Jonathan Karp, the main govt of Simon & Schuster, testified this month that although the major five have a tendency to contend the most on the “higher-end,” and that their promoting and publicity muscle give them an benefit when it comes to attracting authors, Simon & Schuster does lose guides to smaller sized companies like W.W. Norton.
Markus Dohle, the chief government of Penguin Random House all over the world, testified this thirty day period that the publications the government’s argument is focusing on are not in a particular classification: There are no specific editorial, revenue or marketing teams that manage tasks with advance ranges over $250,000, he explained. Without a doubt, the sales force is not even advised what progress an writer is paid.
Mr. Dohle also testified that since the company’s most recent important merger, which brought Penguin and Random Home alongside one another in 2013, the publisher has misplaced sector share.
Mr. Dohle’s testimony also uncovered details about the interior workings of Penguin Random House. Approval from Ms. McIntosh is needed for any progress around $1 million, and from Mr. Dohle for any over $2 million. He explained he has by no means rejected these kinds of a ask for.
Penguin Random Property is allowed by its mother or father firm, Bertelsmann, to expend as much as it would like every year on book acquisitions, Mr. Dohle said: “We have limitless entry to hard cash,” he stated.

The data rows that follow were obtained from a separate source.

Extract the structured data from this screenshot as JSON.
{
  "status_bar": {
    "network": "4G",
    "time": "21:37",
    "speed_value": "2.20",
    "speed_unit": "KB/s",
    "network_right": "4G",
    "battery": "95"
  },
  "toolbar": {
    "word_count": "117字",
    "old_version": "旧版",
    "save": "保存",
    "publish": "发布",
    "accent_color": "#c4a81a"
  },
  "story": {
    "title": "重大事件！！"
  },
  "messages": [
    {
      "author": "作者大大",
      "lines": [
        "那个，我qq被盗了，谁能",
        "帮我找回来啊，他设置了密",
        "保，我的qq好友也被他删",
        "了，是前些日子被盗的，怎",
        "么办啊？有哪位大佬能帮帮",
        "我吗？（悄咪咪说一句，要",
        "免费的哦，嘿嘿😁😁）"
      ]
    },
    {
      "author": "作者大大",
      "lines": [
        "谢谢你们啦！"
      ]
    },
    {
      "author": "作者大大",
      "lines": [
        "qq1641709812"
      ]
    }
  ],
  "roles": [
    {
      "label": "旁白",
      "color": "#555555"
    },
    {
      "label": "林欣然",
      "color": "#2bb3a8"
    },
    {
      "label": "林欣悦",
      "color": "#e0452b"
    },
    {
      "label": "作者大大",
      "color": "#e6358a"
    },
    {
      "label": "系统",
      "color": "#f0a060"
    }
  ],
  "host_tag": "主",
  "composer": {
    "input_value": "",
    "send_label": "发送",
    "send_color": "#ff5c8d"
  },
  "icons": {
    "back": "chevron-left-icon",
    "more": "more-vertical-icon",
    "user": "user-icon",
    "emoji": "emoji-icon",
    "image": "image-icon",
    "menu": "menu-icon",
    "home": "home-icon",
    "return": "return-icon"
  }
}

He does, nonetheless, want Bertelsmann’s authorization at a specified advance level: $75 million. But Mr. Dohle claimed he has by no means had to check with Bertelsmann for this approval. Even Barack and Michelle Obama’s joint offer for their memoirs, which was for a history-demolishing $65 million, fell underneath the threshold.